Supported living is a service designed to help people lead fulfilling lives in their homes, particularly young adults. The level of support can range widely based on individual needs. For some, this means minimal assistance with a focus on independence, while others may require more comprehensive help.
Young adults, especially those with a learning disability, often thrive in a supported living service. They can maintain control over their lives, make decisions, and take part in everyday activities with support tailored to their needs. One of the essential elements of this service is flexibility. The costs of living and the care provision can be adapted to the individual’s changing needs.
In essence, people in supported living arrangements have the opportunity to live in a supportive yet empowering environment. They can integrate into their communities, pursue hobbies, and contribute meaningfully.
In contrast, residential care homes provide a structured living environment with 24-hour personal care for individuals who may not be able to live independently due to physical or mental health needs. In these settings, trained professionals manage everything from personal care to medication administration.
Bodies like the Care Quality Commission regulate the care provided in these settings. This ensures that residents receive a high standard of care. Like supported living, the costs of living can vary based on the local authority and the level of care required.
The difference between supported living and residential care boils down to the degree of independence and level of care provided. Both are designed to help people with learning disabilities or other special needs lead fulfilling lives.
In supported living, residents often have their own homes, sometimes sharing communal areas with others. It offers a level of independence and encourages personal development. Meanwhile, in residential care, residents live in a communal setting with constant support.
While both have their place, the decision between residential care and supported living is highly personal. It depends on the person’s care needs, desire for independence, and comfort.
For young adults, particularly those with a learning disability, supported living offers invaluable independence and an opportunity for growth.
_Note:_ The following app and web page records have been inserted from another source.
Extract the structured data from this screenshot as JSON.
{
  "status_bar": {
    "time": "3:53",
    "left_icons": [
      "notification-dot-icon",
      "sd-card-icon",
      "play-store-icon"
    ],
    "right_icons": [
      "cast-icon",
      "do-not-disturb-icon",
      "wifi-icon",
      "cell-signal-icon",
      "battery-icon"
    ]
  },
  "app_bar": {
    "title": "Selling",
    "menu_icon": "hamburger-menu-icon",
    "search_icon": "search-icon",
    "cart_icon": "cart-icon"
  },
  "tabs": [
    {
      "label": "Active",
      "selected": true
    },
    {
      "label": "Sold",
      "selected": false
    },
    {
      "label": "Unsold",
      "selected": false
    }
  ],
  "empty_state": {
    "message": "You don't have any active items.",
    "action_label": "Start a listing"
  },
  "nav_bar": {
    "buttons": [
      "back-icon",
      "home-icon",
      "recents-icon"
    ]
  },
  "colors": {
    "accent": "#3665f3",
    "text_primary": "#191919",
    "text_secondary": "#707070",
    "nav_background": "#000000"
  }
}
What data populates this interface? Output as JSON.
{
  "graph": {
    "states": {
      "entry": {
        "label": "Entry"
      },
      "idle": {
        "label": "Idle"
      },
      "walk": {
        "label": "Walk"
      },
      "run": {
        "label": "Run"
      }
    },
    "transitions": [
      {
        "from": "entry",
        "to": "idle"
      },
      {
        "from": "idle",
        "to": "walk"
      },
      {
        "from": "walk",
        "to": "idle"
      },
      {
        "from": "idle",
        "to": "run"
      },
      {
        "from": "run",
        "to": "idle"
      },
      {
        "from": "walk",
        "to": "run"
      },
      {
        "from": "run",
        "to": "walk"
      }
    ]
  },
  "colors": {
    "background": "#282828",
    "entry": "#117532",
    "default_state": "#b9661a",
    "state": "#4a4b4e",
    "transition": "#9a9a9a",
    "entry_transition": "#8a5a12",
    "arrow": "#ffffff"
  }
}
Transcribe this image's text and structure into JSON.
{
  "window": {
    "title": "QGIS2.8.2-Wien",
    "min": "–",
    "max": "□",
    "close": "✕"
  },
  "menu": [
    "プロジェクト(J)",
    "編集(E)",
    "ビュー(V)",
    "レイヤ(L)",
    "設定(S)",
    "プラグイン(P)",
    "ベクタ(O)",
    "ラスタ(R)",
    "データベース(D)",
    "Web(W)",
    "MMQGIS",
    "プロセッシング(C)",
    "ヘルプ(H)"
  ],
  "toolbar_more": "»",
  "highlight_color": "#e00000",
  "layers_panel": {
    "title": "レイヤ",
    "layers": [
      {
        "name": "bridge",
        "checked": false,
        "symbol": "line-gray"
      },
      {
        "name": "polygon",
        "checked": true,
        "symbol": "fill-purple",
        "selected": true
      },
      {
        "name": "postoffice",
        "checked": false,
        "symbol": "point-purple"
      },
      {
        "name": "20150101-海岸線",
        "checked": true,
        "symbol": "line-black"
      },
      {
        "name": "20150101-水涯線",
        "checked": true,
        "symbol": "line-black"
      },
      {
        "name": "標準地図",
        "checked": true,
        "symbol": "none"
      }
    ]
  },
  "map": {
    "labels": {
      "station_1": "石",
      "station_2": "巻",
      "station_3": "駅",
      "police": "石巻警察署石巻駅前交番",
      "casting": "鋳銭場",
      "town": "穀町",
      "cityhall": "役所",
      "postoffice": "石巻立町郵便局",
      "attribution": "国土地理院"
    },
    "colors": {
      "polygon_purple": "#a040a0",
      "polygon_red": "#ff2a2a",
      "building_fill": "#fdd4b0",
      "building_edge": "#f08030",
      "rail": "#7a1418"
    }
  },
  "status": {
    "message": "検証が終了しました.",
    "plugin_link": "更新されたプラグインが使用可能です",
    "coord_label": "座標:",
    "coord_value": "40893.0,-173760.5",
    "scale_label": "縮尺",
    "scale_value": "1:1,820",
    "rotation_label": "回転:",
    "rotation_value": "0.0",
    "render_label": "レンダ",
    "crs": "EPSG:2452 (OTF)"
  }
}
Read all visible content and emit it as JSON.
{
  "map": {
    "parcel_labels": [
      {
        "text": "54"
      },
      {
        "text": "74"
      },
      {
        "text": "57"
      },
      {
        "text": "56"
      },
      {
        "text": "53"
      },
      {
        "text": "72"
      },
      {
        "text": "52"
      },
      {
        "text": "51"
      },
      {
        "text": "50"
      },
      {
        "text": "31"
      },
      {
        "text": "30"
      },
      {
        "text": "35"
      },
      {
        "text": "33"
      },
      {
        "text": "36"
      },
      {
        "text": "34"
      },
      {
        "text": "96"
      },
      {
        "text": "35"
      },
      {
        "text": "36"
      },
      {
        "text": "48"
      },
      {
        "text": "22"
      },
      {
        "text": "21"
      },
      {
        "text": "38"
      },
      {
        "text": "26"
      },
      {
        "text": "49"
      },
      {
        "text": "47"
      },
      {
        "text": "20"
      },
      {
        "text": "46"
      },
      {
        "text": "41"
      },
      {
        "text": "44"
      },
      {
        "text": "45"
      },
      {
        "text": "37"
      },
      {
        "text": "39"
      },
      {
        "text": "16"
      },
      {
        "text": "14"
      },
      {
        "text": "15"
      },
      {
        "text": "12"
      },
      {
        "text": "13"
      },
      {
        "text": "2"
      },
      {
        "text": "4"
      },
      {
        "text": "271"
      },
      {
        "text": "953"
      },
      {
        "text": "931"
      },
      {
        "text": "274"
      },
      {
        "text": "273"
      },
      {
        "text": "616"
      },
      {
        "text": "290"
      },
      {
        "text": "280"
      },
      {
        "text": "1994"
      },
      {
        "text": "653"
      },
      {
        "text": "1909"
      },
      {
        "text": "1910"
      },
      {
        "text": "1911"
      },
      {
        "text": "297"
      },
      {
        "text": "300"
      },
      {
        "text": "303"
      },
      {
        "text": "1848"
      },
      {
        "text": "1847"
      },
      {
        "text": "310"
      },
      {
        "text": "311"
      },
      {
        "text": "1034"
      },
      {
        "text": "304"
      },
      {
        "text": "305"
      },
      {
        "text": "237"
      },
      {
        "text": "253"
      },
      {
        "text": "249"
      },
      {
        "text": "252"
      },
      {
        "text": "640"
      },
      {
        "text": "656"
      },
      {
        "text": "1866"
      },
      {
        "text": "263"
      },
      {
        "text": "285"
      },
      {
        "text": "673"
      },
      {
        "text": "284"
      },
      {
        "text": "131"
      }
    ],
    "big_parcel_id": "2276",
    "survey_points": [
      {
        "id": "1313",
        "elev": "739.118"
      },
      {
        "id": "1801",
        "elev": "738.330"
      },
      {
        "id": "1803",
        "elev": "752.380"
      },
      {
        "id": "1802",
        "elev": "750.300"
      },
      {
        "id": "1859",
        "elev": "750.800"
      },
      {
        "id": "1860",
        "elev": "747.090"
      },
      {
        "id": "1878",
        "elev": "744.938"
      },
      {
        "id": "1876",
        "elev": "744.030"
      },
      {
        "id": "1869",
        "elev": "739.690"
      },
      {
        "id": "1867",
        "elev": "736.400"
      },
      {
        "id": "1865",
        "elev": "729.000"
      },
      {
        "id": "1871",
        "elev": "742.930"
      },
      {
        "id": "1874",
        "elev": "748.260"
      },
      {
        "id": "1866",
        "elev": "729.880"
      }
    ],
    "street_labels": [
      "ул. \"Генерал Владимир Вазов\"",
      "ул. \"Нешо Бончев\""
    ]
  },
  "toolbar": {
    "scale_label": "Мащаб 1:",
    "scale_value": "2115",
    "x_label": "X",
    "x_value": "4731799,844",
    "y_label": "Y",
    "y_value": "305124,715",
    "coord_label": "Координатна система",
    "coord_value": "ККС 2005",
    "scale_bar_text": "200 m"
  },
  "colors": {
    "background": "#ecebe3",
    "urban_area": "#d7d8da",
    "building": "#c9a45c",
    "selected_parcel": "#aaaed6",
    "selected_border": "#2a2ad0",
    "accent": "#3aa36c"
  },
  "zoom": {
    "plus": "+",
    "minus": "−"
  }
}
It gives them the means to lead fulfilling, independent lives while still having access to care and support as needed. Whether it’s learning to manage personal care tasks, navigating public transportation, or pursuing education or employment opportunities, supported living can help young adults achieve their goals.
An alternative to both supported living and residential care is live-in care. Live-in care provides personalised 24-hour care for those who wish to stay at home in their own environment or surrounded by family, giving them the best choice and control of their lives.
Live-in care can provide invaluable short-term relief for primary caregivers, often family members, who need a break. Known as respite care, this service ensures that their loved one continues to receive professional, high-quality care in their absence.
The bottom line is that both supported living and residential care exist to offer supportive, caring environments for individuals who need them. The right choice depends on the unique needs and aspirations of the individual.